To sum up – we need to get a handle on our emotions by first of all identifying them and secondly making a conscious decision about which emotions to express and which to deny. Our mental model of the Christian faith will greatly affect how we express or repress emotions. Our mental model serves as a sort of Christian master plan that guides our destiny, thoughts, emotions and behaviour. It is shaped by culture, conditioning and our community of faith with its traditions as well as our own conclusions about God and Jesus. It needs to be revised now and then when it has outlived its current usefulness. We need to move to ever more Christ-like mental models and these in turn will pattern our thoughts, behaviour and biblical EQ. As we become Christ-like we will express and repress the right emotions, in the right way and at the right times for the glory of God and the extension of His Kingdom. This leads us to a problem – what about the emotions I have today, right now, before I have changed a bit. How do I handle them? How should I evaluate them? How should I react to them? That is the subject of the following chapters.

Discussion Questions

1. Name as many emotions as you can. If you get stuck use Roget’s Thesaurus. What are the differences between the emotions? Why do we have so many words? How do they have different facial expressions? See if you can imitate the emotions of dejection, surprise, happiness, fear, anticipation, puzzlement, and exuberant confidence yourself. How does it feel when you do this?

2. What are some ways that you can keep track of your own emotions? Are there some emotions that you just do not want to feel?

3. What do you think of the idea of people being like bells? What sort of bell are you? How do people “sound” emotionally to you?

4. What sort of emotions should we clamp down as Christians? Which emotions should we express?

5. Which of the mental models listed above is closest to your own? Where do you need to change to be a bit more like Jesus? Which is closest to that of your church?
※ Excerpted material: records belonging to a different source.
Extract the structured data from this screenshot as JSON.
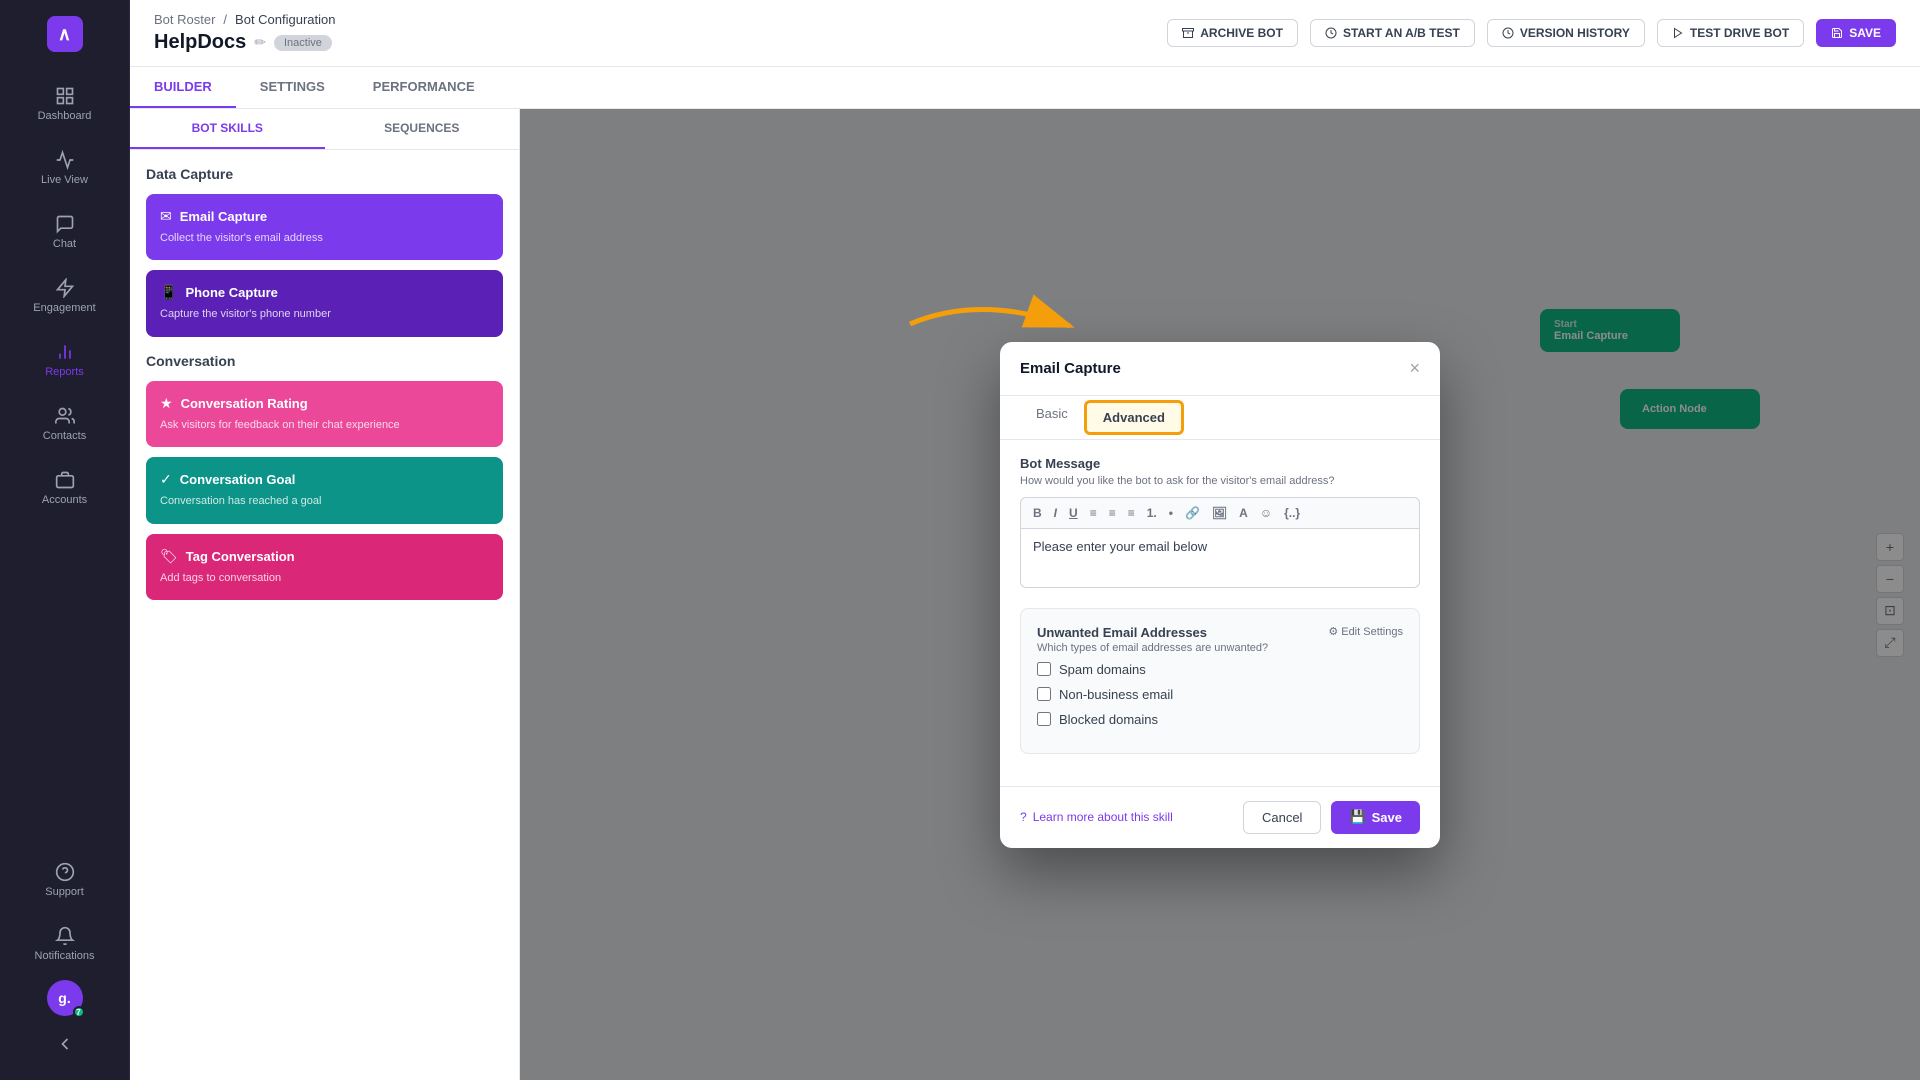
{
  "sidebar": {
    "logo": "∧",
    "items": [
      {
        "id": "dashboard",
        "label": "Dashboard",
        "icon": "grid"
      },
      {
        "id": "live-view",
        "label": "Live View",
        "icon": "activity"
      },
      {
        "id": "chat",
        "label": "Chat",
        "icon": "message"
      },
      {
        "id": "engagement",
        "label": "Engagement",
        "icon": "zap"
      },
      {
        "id": "reports",
        "label": "Reports",
        "icon": "bar-chart",
        "active": true
      },
      {
        "id": "contacts",
        "label": "Contacts",
        "icon": "users"
      },
      {
        "id": "accounts",
        "label": "Accounts",
        "icon": "briefcase"
      }
    ],
    "bottom": [
      {
        "id": "support",
        "label": "Support",
        "icon": "help-circle"
      },
      {
        "id": "notifications",
        "label": "Notifications",
        "icon": "bell"
      }
    ],
    "user": {
      "initials": "g.",
      "badge": "7"
    }
  },
  "topbar": {
    "breadcrumb": {
      "parent": "Bot Roster",
      "separator": "/",
      "current": "Bot Configuration"
    },
    "page_title": "HelpDocs",
    "status": "Inactive",
    "actions": [
      {
        "id": "archive",
        "label": "ARCHIVE BOT",
        "icon": "archive"
      },
      {
        "id": "ab-test",
        "label": "START AN A/B TEST",
        "icon": "test"
      },
      {
        "id": "version-history",
        "label": "VERSION HISTORY",
        "icon": "clock"
      },
      {
        "id": "test-drive",
        "label": "TEST DRIVE BOT",
        "icon": "play"
      },
      {
        "id": "save",
        "label": "SAVE",
        "icon": "save",
        "primary": true
      }
    ]
  },
  "tabs": [
    {
      "id": "builder",
      "label": "BUILDER",
      "active": true
    },
    {
      "id": "settings",
      "label": "SETTINGS"
    },
    {
      "id": "performance",
      "label": "PERFORMANCE"
    }
  ],
  "left_panel": {
    "tabs": [
      {
        "id": "bot-skills",
        "label": "BOT SKILLS",
        "active": true
      },
      {
        "id": "sequences",
        "label": "SEQUENCES"
      }
    ],
    "sections": {
      "data_capture": {
        "title": "Data Capture",
        "cards": [
          {
            "id": "email-capture",
            "title": "Email Capture",
            "desc": "Collect the visitor's email address",
            "color": "purple",
            "icon": "✉"
          },
          {
            "id": "phone-capture",
            "title": "Phone Capture",
            "desc": "Capture the visitor's phone number",
            "color": "purple-outline",
            "icon": "📱"
          }
        ]
      },
      "conversation": {
        "title": "Conversation",
        "cards": [
          {
            "id": "conversation-rating",
            "title": "Conversation Rating",
            "desc": "Ask visitors for feedback on their chat experience",
            "color": "pink",
            "icon": "★"
          },
          {
            "id": "conversation-goal",
            "title": "Conversation Goal",
            "desc": "Conversation has reached a goal",
            "color": "teal",
            "icon": "✓"
          },
          {
            "id": "tag-conversation",
            "title": "Tag Conversation",
            "desc": "Add tags to conversation",
            "color": "pink2",
            "icon": "🏷"
          }
        ]
      }
    }
  },
  "modal": {
    "title": "Email Capture",
    "close_label": "×",
    "tabs": [
      {
        "id": "basic",
        "label": "Basic"
      },
      {
        "id": "advanced",
        "label": "Advanced",
        "highlighted": true
      }
    ],
    "bot_message": {
      "section_title": "Bot Message",
      "section_desc": "How would you like the bot to ask for the visitor's email address?",
      "editor_content": "Please enter your email below",
      "toolbar_buttons": [
        "B",
        "I",
        "U",
        "≡",
        "≡",
        "≡",
        "1.",
        "•",
        "🔗",
        "🖼",
        "A",
        "☺",
        "{..}"
      ]
    },
    "unwanted_emails": {
      "section_title": "Unwanted Email Addresses",
      "section_desc": "Which types of email addresses are unwanted?",
      "edit_settings_label": "⚙ Edit Settings",
      "options": [
        {
          "id": "spam",
          "label": "Spam domains",
          "checked": false
        },
        {
          "id": "non-business",
          "label": "Non-business email",
          "checked": false
        },
        {
          "id": "blocked",
          "label": "Blocked domains",
          "checked": false
        }
      ]
    },
    "footer": {
      "learn_more": "Learn more about this skill",
      "cancel_label": "Cancel",
      "save_label": "Save",
      "save_icon": "💾"
    }
  },
  "annotation": {
    "arrow_color": "#f59e0b",
    "highlight_color": "#f59e0b"
  }
}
Where does it need to change in order to be a bit more like Jesus?

6. How do you feel about such a major change? What is the difference between a “nice church culture” and a “Christ-like church culture” ?